*** Opening of Supplied records ***
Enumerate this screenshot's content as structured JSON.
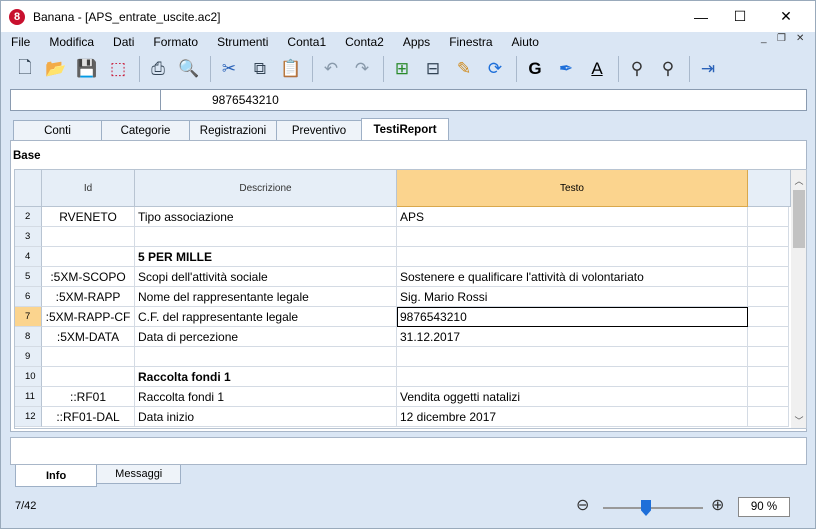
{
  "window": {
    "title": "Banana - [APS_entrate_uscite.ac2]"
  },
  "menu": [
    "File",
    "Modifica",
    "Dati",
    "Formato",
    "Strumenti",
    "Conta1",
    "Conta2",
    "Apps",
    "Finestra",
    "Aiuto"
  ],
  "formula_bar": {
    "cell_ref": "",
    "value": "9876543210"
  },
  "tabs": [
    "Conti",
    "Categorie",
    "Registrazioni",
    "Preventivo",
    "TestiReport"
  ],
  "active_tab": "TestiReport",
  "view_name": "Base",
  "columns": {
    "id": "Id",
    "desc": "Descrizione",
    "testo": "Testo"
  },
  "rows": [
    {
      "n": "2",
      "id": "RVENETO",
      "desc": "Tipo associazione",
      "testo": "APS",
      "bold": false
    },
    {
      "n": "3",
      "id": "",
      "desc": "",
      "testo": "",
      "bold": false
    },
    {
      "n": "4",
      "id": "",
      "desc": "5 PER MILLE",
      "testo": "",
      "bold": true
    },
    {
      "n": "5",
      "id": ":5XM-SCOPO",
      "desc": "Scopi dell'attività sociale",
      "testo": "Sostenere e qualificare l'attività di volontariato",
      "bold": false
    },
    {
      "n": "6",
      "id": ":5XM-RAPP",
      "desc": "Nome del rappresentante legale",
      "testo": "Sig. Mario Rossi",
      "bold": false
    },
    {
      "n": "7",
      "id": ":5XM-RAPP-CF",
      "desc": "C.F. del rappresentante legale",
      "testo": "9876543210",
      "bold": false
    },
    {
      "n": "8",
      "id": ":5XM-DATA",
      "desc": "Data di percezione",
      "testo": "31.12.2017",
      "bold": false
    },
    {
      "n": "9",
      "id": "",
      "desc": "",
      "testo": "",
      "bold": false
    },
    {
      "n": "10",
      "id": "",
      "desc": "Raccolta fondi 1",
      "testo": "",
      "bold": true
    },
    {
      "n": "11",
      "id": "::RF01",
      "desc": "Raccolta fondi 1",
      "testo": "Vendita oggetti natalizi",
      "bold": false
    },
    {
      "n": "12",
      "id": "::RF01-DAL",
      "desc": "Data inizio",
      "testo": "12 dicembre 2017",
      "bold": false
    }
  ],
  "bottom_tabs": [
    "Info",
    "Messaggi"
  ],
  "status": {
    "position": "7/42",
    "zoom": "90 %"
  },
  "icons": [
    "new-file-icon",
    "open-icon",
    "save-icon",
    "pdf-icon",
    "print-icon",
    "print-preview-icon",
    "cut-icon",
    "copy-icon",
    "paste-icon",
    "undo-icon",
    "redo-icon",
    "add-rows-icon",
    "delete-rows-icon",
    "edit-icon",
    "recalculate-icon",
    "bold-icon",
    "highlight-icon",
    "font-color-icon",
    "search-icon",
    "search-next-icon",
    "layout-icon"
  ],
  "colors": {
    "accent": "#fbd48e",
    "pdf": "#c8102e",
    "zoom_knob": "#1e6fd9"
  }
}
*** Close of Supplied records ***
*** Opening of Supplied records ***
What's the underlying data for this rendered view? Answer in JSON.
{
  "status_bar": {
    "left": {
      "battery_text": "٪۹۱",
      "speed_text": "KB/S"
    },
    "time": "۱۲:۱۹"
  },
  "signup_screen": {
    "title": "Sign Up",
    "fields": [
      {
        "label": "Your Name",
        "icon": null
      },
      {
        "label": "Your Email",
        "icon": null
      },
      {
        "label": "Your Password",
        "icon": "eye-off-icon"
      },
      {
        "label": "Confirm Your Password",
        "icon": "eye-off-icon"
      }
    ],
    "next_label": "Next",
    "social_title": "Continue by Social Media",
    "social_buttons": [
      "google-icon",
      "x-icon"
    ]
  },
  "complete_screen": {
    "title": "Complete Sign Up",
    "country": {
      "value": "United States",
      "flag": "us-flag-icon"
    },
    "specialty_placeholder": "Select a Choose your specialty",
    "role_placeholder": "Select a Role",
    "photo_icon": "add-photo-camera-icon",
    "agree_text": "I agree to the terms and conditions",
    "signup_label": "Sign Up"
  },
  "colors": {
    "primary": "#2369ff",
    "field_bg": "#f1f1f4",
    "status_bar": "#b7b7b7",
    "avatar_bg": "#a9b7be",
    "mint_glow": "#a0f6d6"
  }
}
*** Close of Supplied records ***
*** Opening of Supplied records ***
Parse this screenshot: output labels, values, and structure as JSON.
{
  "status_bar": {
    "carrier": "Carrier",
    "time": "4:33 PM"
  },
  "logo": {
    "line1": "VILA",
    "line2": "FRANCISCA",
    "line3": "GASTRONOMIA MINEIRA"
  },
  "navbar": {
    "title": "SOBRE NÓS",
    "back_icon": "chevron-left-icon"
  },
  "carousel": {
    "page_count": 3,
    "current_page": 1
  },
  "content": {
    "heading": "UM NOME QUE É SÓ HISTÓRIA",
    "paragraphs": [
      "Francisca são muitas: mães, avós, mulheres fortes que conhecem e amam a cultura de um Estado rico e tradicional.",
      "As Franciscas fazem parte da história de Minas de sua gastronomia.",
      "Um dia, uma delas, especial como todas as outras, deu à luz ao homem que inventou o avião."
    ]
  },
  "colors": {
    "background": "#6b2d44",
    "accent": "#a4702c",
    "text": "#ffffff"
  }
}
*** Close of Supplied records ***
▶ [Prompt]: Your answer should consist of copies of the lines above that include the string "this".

▶ [Expected answer]:
Enumerate this screenshot's content as structured JSON.
What's the underlying data for this rendered view? Answer in JSON.
Parse this screenshot: output labels, values, and structure as JSON.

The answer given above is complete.